Today I am so happy to share with you this recipe of “Plant Based Alegrias” made by Jenn, a talented Mexican lady living in Ireland. She contacted me a few days ago asking me if she could be part of the “Cooking Comadres Club” and I felt very honoured to featured her recipe here in my blog.
Jenn, a lady from the state of Jalisco, has been living abroad for many years, she has a degree in Political Science, Conflict Resolution and Human Rights, she, together with her wonderful team, write a “The Green Diary” blog, which is a space where you can find plant-based recipes, DIY eco-friendly products for your daily life, tips to improve your lifestyle in general and inspiring interviews.
She told me that her project started three years ago after she started with several health issues, such as PCOS, Metabolic Disorder and Pre-Diabetes, some of which she has had since she was a teenager.
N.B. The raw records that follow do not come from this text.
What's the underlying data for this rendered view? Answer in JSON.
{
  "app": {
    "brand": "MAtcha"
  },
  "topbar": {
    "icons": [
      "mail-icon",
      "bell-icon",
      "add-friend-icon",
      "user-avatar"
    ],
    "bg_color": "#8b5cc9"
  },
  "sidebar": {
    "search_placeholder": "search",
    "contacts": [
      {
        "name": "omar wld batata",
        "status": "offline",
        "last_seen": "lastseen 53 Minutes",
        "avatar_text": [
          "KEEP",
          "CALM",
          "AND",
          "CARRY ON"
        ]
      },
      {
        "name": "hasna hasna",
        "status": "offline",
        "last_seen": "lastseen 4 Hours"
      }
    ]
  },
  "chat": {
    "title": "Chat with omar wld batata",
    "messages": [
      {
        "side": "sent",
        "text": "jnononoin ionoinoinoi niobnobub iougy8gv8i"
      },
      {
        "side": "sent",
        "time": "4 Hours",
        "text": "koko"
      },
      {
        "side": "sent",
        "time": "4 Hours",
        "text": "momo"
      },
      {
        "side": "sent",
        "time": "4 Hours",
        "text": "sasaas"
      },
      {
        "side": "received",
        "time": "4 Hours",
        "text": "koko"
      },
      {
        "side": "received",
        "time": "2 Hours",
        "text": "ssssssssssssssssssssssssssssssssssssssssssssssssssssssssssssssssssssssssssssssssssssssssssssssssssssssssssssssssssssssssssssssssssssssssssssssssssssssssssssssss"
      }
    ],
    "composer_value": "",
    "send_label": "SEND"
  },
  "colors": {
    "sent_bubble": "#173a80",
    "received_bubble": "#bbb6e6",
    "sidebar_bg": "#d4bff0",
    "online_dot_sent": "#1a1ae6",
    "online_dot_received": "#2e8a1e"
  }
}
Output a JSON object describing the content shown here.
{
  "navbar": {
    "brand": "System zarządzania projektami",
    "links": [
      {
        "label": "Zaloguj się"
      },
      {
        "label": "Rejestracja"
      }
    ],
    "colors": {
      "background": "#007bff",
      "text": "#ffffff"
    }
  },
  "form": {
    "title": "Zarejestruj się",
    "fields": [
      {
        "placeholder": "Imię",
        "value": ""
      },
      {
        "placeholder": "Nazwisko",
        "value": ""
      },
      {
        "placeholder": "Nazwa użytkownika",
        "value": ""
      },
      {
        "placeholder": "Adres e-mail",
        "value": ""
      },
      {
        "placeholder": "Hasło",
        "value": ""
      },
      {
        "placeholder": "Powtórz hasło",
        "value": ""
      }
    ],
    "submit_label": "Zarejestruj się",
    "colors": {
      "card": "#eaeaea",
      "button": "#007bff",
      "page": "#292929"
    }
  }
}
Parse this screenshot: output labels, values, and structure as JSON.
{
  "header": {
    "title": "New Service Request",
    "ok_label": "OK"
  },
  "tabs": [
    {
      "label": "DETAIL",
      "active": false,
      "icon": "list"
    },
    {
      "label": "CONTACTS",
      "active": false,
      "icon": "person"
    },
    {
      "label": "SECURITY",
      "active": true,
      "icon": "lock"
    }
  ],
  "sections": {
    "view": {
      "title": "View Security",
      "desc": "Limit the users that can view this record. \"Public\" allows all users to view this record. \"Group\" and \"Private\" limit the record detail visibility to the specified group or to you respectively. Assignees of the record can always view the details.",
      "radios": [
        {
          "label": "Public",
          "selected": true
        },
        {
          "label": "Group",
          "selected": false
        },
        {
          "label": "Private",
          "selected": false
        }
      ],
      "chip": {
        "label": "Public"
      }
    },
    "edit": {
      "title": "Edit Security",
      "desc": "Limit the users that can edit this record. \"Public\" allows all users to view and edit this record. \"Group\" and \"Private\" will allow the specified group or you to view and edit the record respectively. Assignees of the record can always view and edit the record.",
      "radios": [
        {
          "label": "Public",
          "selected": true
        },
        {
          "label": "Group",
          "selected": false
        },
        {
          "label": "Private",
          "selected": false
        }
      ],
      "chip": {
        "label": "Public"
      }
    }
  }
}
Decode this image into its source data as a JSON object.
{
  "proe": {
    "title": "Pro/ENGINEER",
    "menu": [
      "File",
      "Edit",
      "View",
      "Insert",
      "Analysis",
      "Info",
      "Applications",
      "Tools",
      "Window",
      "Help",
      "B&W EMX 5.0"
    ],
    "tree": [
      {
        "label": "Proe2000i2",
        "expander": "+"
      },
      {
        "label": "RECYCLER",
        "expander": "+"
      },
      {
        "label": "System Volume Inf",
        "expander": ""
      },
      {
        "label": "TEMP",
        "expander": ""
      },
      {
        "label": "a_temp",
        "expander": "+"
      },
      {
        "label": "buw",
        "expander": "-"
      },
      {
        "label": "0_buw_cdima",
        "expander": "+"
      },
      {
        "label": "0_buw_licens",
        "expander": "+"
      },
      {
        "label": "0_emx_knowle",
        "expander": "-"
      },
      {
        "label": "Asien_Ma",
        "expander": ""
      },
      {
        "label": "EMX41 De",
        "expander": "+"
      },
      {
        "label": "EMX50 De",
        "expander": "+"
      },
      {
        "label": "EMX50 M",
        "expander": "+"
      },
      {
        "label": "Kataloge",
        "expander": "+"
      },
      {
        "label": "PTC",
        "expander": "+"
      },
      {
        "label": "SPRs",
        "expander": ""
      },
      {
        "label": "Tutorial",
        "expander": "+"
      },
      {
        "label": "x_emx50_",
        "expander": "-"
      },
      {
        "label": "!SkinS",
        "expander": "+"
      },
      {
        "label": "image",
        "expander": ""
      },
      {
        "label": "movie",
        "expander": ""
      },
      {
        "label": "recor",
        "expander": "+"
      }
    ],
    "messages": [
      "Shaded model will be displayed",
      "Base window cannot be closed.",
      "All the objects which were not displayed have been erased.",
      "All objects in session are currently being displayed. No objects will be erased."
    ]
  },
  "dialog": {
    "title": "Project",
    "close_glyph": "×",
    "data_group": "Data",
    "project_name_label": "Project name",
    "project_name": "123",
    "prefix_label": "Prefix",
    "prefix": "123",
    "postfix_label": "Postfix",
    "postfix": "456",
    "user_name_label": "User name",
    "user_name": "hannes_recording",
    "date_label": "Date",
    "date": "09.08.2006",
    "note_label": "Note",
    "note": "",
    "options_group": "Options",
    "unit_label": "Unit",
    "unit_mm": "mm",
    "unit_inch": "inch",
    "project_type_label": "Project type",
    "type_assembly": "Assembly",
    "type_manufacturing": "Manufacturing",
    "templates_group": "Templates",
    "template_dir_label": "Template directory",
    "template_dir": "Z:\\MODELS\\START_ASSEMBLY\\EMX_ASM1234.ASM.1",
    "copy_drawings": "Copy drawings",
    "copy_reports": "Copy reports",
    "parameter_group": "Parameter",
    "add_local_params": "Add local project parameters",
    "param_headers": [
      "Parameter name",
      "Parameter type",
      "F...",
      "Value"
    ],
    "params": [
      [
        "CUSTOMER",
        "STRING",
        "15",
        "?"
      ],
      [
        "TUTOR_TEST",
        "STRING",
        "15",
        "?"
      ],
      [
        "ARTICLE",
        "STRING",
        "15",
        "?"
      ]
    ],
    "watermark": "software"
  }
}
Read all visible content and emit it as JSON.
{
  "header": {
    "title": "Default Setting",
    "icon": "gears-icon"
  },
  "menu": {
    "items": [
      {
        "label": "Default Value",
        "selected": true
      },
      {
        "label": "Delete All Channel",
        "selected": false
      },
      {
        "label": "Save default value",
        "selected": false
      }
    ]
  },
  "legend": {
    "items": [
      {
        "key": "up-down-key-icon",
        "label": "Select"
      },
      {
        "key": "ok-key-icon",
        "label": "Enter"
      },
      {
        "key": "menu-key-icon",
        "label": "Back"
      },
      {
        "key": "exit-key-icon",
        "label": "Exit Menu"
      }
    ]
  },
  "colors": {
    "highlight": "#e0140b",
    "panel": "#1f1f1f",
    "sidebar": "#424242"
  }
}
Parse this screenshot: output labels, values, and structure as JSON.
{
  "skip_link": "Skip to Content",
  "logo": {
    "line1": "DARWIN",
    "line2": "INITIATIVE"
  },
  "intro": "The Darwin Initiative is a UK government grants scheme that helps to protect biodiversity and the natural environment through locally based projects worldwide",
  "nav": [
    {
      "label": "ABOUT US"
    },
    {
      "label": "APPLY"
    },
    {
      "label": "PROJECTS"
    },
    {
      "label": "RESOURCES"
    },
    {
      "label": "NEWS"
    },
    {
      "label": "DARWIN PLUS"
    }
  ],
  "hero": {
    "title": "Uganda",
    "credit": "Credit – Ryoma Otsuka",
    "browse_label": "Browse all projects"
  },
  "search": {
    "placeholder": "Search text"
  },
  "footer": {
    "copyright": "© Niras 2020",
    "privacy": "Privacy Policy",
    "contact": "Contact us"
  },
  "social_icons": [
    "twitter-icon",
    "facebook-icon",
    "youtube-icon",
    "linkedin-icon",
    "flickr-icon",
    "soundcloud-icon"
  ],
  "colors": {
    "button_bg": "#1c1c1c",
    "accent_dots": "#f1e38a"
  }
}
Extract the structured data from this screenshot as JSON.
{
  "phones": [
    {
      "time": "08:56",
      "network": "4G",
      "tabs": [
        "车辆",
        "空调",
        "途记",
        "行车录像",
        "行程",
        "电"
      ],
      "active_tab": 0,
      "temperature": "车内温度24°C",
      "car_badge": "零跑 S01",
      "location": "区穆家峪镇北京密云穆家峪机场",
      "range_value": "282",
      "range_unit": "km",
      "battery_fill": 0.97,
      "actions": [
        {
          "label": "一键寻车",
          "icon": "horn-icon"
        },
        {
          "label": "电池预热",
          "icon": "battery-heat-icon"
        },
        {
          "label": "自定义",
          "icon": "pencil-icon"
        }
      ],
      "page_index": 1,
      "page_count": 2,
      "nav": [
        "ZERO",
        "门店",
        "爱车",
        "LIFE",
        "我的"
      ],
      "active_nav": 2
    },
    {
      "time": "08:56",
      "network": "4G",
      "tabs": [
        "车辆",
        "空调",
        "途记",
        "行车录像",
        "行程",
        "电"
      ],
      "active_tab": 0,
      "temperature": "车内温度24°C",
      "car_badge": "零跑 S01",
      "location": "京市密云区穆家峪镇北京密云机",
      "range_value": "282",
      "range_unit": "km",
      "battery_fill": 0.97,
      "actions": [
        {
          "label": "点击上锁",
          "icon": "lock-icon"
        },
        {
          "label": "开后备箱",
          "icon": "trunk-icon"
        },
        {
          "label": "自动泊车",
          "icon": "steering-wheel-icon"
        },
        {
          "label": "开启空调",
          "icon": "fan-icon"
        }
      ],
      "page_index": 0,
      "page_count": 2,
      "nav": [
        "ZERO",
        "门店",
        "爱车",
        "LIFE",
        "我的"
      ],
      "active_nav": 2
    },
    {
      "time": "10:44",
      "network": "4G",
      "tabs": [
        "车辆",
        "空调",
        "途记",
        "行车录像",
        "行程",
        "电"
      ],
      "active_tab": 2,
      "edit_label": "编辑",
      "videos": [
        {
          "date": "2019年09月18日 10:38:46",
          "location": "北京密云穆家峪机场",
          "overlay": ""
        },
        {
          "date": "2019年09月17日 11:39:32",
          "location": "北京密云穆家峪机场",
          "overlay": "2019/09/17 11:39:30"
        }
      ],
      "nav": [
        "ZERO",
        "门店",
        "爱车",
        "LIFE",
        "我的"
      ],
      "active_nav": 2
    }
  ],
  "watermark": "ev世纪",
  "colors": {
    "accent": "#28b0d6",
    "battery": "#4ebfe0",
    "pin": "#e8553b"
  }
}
On her blog she explains the techniques she has used to move away from her medication while balancing her metabolism naturally.
If you haven’t checked her website, I highly recommend you to do it, it has so many useful tips, techniques and recipes. I love all her recipes, she shares with us many Mexican recipes with a highly nutritious content, but I have to confess that my favourite section is the homemade care where she tells us how to make your own beauty products.
Her recipe for “Alegrias” (joy) is amazing, traditionally, in Mexico, they are made only with amaranth, honey, seeds and raisins, but Jenn’s recipe contains nuts, seeds, vanilla and other very yummy and nutritious ingredients. Amaranth is some sort of cereal, you can find it here in the UK in its raw form (seeds) but it is very easy to cook, you have to pop the seeds in a pan, kind of the way you make popcorn. I personally love them to bits, they are traditional Mexican sweets in Mexico, I remeber eating alegrias as a child in fairs, here at home, my children love them, I make alegrias for them from time to time, they are very easy to make.
Thank you Jenn for sharing your recipe with us!
Amaranth interesting facts
- Known to the Aztecs as huauhtli, it is thought to have represented up to 80% of their caloric consumption before the Spanish conquest.
- Its gluten-free palatability, ease of cooking, and a protein that is particularly well-suited to human nutritional needs, interest in grain amaranth (especially A. cruentus and A. hypochondriacus) revived in the 1970s.
- It is a popular snack sold in Mexico, sometimes mixed with chocolate or puffed rice, and its use has spread to Europe and parts of North America.
- Amaranth and quinoa are non-grasses and are called pseudocereals because of their similarities to cereals in flavor and cooking. (Source Wikipedia)